Thus we might not get to experience the same rate of strong price appreciation that we saw in previous years. The rate of growth could become more moderate.
So to summarize some general points from all this:
1. Crypto and Bitcoin are still a very high risk asset class. The technology is still relatively new and developing and no-one knows for certain how it will pan out in the future. So while there is big profit opportunity, this also brings with it high risk of loss. As such, a capital fund should never be invested 100% or anywhere near this level in crypto.
2. Diversification in different asset classes besides crypto – stocks, bonds, commodities, gold, silver etc is essential for any balanced risk-managed portfolio. It’s all the more essential with cryptocurrency. However, this will have consequences for overall profitability. Risk can be reduced – but so will potential earnings.
3. Altcoins can help reduce risk and enable positive gearing of value appreciation through the mechanism of trading in BTC/Altcoin pairs. But likewise, this technique can also exacerbate losses.
4. Parabolic price rises and peaks tend to occur suddenly. But they are always followed by a substantial fallback. To profit from this and to avoid losses, exit points are crucial.
5. Individual years can be down. And a bad year can also be followed by another bad year, or a largely flat year. This can adversely affect trading outcomes depending on entry and exit points and trading strategies.
6. Finally, selecting optimum market entry and exit points is vital. Get this wrong and you can be losing substantially in comparison to where you might have been.
7. And related to this, the Bitcoin market has since at the time of writing fallen by 80% from the latest peak – which makes for a healthy basis for future rises.
As for actually reaching the 10,000% growth in capital appreciation over a five year period, trading patterns and method will also play a key role.
In practice, while the cryptocurrency space offers plenty of opportunity for profit situations, there is also, as in all trading, plenty of room for error and trading positions which lose money. I’ll talk about this aspect in a later post.
Finally, let me say I don’t share the extreme over-hyped enthusiasm of some commentators – such as Max Kaiser, John McAfee and others who predicted a $1 million price or similar for Bitcoin within just a few years. I think the actual outcome will most likely be something much more modest.
Exponential asset appreciation need not last forever. As the saying goes “past performance no guarantee”. There is likely to be an eventual end to the strong upward trend and an end to the road.

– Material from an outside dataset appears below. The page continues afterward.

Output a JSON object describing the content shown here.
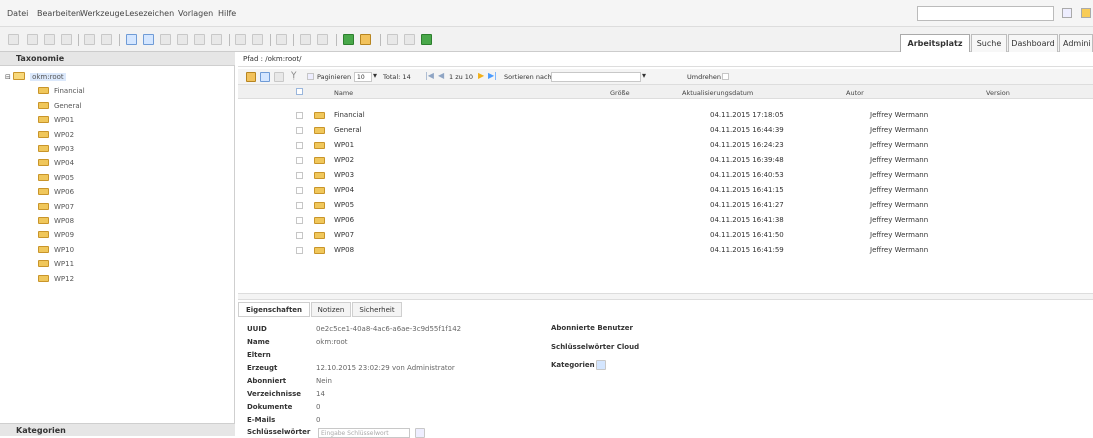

Developments in the cryptocurrency sector could overtake Bitcoin and leave it behind with another cryptocurrency, or currencies taking over from its top position. There is always a chance Bitcoin could become relegated to the doldrums in the future.
But I suspect Bitcoin most likely has a long way yet to go. We still have ample scope for profit realization and capital appreciation.
So although turning $5000 into $5 Million in 5 years is by no means certain and will not be easy, Bitcoin price history shows that it is indeed possible.
ps. What are you going to do with your $5 Million Dollars? – “I’m going to buy $5 Million Dollars worth of chocolate ice-cream!” (Laurel & Hardy ‘Come Clean’ 1931)